I might have mentioned this before but I love watching kids chase the pigeons. it is especially fun when I can stand close to the action and capture a few images. So it will be a wonderful day!
We are on the road again, taking the narrow gauge train run by FEVE along the north coast of Spain, following much the same route as the Camino North from San Sebastian west to Ribadeo. It isn’t likely that we will make this pilgrimage so we thought we would have a look at the country side and stop in some of the towns. I will tell you more about it when I have photos.
this weeks wordpress photo challenge; extra extra “a photo with an added element that makes it an image only you could capture”
All for now, Happy Friday the 13th to you.
We visited Portimao Portugal near the end of February 2014, the weather is a little like the weather we are having in Baiona Spain.
It has been rainy over the last couple of days, so we haven’t ventured too far from the balcony of the apartment we rented, but that is okay. I have had time to work on some image, do some key-wording and sorting in Bridge, and even watch some tutorials.
I hope you are enjoying your Friday, where you are.
Staircases are, at least for me, visually interesting. The have rhythm of line, and a symmetrical balance that is pleasing I suspect because predictability, and ease at which the eye can move around the photo. Circular staircases have an added interest a vanishing point that draws the viewer’s eye in so naturally to the focal point. This staircase seems to be two stair cases wrapped into one, and one of the more interesting staircase I have seen in a while.
Have you ever had one of those holidays; a new place, so much to see, so little time. You have a checklist of places the guide-book or tourist office has recommended, and by the time you get home you have a camera load of photos, a suitcase full of trinkets, two sore feet and a blur of memories!
I couldn’t resist taking a photo of these two young people. We were sitting enjoying our morning coffee at a little cafe in front of the Cathedral. These two, early for the opening, sat down, and before long were sound asleep against one another, and they slept like this for probably twenty minutes. About five minutes after the Cathedral doors opened they woke, stretched and headed inside, just guessing they collected for more photos and trinkets and memories, after all that is what holidays are all about, aren’t they?
What holiday place so intrigued you that you came home more exhausted than when you left?
ps. for all those back home who know us, we have not yet exhausted ourselves, I am sure you will be surprise to hear, we have learned to pace ourselves!
On our walk up to the Alhambra in Granada Spain, we found and walked another cobblestone staircase, the metal hand rail in the middle adding to the abstraction of lines and pattern. In the early morning the sun had not yet created harsh shadows. This was the first part of the trek up the hill, but the only section that had the lovely staircase worthy of photos.
Processed using Nik Silver Effects Pro I was able to increase the contrast and bring texture of the beautiful little stones.

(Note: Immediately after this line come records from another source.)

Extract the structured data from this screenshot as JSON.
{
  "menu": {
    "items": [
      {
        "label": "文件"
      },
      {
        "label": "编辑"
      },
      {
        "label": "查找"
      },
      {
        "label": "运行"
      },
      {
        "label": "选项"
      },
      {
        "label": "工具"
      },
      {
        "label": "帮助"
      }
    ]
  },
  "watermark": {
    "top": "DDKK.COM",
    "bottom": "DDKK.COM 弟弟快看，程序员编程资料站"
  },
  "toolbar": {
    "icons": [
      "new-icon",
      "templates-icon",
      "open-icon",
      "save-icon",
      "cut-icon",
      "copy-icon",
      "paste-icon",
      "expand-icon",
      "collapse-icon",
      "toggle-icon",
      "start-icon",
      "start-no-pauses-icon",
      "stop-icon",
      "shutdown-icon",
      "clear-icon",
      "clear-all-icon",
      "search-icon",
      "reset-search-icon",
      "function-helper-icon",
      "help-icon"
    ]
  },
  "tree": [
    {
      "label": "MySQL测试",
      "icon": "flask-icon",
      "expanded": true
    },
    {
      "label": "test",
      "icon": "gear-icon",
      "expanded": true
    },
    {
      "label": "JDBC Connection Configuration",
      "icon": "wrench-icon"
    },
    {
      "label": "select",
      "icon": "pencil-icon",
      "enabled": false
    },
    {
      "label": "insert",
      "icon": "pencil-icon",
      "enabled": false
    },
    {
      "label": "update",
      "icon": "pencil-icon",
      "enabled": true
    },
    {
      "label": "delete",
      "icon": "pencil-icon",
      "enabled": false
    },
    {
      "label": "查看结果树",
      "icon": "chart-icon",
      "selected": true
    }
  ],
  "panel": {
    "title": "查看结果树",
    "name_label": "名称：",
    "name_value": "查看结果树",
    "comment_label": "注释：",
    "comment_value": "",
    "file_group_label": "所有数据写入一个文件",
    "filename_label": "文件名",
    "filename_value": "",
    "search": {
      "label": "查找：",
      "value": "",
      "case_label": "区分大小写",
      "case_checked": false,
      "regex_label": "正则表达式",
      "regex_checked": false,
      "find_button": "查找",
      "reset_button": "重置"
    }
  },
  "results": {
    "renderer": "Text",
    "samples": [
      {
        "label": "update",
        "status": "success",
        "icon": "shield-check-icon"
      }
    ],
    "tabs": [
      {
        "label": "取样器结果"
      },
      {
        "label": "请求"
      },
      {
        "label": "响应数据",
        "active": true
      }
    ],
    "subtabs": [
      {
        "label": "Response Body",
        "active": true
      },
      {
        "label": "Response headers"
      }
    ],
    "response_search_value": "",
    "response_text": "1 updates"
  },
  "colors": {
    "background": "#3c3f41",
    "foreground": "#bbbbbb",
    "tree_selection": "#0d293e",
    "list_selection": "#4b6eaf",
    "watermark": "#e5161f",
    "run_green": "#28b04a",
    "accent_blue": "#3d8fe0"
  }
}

We were at a little port town called Ayamtome Spain, on a Sunday, and to say call it a sleepy little town, would be an understatement. Most of the stores and markets were closed. There were a few people around the plaza’s, one young guy said that tourist season is not yet in full swing and many of the hotels were still closed. The tourist information was closed so it was hard to get any information about the town.
As walked along the coastline we did come find this boat grave yard – there were a three or four old boats of different sizes well past the need for repair, and not likely to return to work any time soon. This beauty was the most interesting of them.
It has given me an idea for a new series, titled “Aged” I want to show the beauty of old and worn, thing past their prime. Everywhere we have travelled we have been drawn to the beauty of the past, some places more aged and or more worn than others. There is still so much to explore.